We all been there. You are around people you barely know and you talk about the subject that you don’t know anything about but you pretend you know exactly what you are talking about. Whether you want to impress them or you don’t feel comfortable admitting lack of knowledge, you tend to nod your head and say: “Yes,” when they ask you a question starting with: “Do you know about…” Often times we are ashamed that we don’t know or we feel like other people will judge us on not knowing. This is an awkward situation for many.
A new series of 5 studies from Pepperdine University suggests that those who admit when they don’t know something tend to have more knowledge than those who brag to know everything even when they don’t.
Intellectual humility is having an insight into your knowledge and remaining honest when you are inexperienced or when you don’t have knowledge on a certain subject. Scientists have linked intellectual humility with better grades and academic learning. The explanation behind this is that the first step to knowledge is admitting that you don’t know.
Also, intellectual humility means that the person is able to recognize that their opinions and ideas might be incorrect. It also involves an openness to new ideas and new information. It’s a perfect balance between ego and intellect where you are ready to admit not knowing without feeling embarrassed.
It’s important to stress that scientists didn’t find that those who are ready to admit lack of knowledge are necessarily smarter but they have more general knowledge than those who brag about knowing everything.
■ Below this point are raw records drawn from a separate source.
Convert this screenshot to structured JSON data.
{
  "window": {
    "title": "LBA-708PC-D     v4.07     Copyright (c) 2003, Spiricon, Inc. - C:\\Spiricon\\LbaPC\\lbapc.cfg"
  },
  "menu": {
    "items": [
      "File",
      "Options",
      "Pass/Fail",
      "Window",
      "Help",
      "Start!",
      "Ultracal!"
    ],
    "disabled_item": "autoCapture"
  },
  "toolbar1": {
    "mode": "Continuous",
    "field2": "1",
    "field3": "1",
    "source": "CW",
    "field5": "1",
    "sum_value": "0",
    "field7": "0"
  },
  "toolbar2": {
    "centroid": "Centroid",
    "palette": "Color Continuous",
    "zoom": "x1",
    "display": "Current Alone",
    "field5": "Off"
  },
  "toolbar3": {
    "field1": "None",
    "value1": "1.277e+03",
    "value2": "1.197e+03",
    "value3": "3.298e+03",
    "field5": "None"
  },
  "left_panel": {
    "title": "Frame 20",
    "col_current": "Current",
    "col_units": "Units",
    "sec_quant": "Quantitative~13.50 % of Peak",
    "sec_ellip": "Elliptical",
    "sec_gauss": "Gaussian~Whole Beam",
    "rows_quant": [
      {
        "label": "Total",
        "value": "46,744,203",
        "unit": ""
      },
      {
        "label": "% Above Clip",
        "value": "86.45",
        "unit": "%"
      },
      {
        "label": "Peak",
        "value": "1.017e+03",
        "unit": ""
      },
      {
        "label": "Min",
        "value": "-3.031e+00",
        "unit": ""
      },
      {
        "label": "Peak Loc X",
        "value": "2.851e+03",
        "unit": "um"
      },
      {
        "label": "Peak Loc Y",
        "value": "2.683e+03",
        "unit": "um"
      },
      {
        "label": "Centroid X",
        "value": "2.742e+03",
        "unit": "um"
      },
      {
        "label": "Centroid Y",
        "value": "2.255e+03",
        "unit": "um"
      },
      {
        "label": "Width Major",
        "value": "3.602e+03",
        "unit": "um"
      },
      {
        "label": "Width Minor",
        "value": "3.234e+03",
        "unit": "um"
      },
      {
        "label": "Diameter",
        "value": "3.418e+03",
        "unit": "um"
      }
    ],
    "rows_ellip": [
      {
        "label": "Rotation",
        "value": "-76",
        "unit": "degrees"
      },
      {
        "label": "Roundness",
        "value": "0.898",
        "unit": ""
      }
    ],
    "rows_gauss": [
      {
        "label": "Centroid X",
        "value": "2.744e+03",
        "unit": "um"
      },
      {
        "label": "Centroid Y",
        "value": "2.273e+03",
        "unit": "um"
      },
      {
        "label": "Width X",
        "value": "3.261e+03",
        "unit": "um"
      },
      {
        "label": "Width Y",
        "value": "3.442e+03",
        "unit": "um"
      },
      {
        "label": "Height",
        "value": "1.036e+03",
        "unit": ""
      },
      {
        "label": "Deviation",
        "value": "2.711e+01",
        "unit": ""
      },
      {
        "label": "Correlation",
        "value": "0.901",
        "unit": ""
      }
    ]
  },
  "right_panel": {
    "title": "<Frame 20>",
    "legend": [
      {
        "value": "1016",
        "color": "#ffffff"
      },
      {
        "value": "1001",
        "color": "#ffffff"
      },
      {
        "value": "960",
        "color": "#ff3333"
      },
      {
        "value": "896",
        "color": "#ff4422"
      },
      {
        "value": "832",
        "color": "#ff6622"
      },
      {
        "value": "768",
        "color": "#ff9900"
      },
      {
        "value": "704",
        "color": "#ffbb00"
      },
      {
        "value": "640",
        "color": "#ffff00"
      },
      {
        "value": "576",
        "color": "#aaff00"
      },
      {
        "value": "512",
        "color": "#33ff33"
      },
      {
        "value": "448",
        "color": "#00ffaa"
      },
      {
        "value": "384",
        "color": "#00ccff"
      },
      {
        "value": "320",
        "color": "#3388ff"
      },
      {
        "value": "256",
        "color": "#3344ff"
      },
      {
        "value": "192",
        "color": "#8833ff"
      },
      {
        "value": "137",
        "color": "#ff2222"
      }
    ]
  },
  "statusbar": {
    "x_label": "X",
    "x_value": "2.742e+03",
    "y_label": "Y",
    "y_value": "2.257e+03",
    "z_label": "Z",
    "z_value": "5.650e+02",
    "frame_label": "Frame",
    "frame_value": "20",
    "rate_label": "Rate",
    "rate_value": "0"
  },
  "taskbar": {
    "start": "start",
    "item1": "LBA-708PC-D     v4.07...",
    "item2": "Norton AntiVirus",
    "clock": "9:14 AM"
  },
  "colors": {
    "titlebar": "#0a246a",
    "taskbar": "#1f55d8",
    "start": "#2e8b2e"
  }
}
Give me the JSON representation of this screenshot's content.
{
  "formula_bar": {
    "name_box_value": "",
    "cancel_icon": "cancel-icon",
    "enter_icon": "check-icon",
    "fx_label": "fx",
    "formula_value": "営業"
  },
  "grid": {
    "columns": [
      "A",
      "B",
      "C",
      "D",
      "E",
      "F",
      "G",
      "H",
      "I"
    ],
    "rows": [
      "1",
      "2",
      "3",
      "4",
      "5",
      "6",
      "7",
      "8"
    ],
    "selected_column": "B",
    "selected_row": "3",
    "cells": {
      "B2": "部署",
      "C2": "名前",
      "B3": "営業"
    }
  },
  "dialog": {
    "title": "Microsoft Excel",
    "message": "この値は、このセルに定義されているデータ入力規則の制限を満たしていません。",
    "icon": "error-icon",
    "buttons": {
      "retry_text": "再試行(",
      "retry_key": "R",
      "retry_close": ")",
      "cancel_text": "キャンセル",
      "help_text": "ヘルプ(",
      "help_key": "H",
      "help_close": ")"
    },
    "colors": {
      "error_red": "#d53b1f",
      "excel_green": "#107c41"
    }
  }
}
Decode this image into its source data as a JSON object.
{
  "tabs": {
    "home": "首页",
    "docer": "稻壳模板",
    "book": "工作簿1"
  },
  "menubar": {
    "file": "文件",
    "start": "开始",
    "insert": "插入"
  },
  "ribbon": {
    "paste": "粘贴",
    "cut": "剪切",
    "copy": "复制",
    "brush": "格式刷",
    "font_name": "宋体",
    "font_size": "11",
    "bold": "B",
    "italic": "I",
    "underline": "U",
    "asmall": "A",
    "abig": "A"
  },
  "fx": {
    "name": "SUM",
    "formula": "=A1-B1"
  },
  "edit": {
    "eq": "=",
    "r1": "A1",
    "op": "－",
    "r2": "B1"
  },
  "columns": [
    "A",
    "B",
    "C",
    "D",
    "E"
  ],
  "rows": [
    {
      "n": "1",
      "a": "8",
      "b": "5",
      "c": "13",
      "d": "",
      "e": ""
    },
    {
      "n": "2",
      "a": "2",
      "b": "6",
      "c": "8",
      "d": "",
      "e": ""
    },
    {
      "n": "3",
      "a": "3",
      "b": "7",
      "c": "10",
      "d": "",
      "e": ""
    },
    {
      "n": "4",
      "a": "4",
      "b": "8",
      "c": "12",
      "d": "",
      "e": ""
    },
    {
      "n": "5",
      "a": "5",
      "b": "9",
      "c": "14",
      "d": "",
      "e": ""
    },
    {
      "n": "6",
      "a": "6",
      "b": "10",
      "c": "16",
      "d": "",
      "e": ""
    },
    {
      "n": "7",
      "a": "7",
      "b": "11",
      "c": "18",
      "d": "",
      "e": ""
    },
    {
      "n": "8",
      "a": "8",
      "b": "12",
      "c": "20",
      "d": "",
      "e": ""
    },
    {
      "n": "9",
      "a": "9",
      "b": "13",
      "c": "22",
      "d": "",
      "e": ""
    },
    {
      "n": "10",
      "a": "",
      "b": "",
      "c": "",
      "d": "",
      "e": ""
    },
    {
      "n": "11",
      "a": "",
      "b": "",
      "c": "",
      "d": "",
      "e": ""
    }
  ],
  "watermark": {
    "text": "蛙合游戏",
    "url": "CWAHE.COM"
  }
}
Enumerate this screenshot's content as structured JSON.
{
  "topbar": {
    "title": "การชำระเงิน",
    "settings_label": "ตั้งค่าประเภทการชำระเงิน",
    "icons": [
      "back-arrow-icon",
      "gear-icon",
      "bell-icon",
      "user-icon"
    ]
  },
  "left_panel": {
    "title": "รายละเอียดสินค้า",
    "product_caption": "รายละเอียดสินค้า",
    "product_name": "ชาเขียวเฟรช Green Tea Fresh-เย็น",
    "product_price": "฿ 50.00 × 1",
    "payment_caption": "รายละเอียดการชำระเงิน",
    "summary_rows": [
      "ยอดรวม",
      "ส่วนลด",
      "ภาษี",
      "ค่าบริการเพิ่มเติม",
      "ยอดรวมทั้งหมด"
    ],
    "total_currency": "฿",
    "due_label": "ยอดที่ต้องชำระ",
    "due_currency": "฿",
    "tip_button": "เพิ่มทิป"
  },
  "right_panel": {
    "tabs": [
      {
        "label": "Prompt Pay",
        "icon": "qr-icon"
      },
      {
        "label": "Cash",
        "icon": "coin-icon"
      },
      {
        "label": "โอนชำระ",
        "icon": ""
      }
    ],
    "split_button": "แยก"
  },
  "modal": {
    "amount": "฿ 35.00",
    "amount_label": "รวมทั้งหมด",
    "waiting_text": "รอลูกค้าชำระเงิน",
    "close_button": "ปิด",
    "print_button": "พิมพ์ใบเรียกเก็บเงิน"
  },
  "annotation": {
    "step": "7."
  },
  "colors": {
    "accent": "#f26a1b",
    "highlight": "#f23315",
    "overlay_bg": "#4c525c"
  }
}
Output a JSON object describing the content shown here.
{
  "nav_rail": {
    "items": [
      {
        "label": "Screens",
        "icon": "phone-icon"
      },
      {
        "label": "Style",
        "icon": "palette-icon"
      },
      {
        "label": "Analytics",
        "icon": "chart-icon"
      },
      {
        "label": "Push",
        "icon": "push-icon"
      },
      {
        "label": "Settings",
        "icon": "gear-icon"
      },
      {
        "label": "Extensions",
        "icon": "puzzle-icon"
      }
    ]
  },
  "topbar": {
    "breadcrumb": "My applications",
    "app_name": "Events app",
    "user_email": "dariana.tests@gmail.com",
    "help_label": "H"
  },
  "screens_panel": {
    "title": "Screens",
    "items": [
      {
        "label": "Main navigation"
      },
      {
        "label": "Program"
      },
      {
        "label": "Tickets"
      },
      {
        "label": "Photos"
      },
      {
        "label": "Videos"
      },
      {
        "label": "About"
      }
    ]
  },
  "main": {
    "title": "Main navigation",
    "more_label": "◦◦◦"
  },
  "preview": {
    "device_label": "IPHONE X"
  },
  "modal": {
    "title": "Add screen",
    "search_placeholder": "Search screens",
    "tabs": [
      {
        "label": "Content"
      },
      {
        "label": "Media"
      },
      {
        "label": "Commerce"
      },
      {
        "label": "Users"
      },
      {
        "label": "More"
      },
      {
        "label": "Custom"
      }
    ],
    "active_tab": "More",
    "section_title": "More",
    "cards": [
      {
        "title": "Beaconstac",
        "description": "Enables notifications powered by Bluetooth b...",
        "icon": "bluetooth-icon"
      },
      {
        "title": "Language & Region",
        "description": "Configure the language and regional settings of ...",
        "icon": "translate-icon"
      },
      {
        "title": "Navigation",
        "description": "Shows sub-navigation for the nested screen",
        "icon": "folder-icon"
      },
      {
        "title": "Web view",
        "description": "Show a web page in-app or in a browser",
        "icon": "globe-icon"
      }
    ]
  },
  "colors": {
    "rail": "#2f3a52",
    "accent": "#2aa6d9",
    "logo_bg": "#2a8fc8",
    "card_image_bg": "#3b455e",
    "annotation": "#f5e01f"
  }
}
Intellectual humility often leads to behaviors that can lead further to learning more and developing curiosity, openness, and reflective thinking. Also, intellectual humility is related to social vigilantism which means that those people work better with others. Once you are ready to admit that you don’t know or that you are not right you are more open to hearing others and their ideas. Also, high intellectual humility is related to a desire to learn. When you are shy to admit that you don’t know something it can also mean that you are not interested to learn but saying that you don’t know gives you the opportunity to learn.
Researchers also found that people who have great knowledge have the ability of intellectual humility. Knowledge and humility are linked but it’s hard for scientists to determine in which direction. It’s possible that when you learn more you are becoming humble on what you don’t know or intellectual humility leads to knowing more.
In conclusion, curiosity is always a good thing and when you admit that you don’t have the knowledge you are showing curiosity to learn.
The knowledge of humankind is vast and it’s completely impossible to know everything. What is common sense for one person can be new information for another person. Imagine the difference of knowledge between a lawyer and a doctor. They are both knowledgeable but in two completely different fields. Next time when you don’t know something, don’t be shy, ask questions and admit your own lack of knowledge. It might make you a little less clueless for the next time.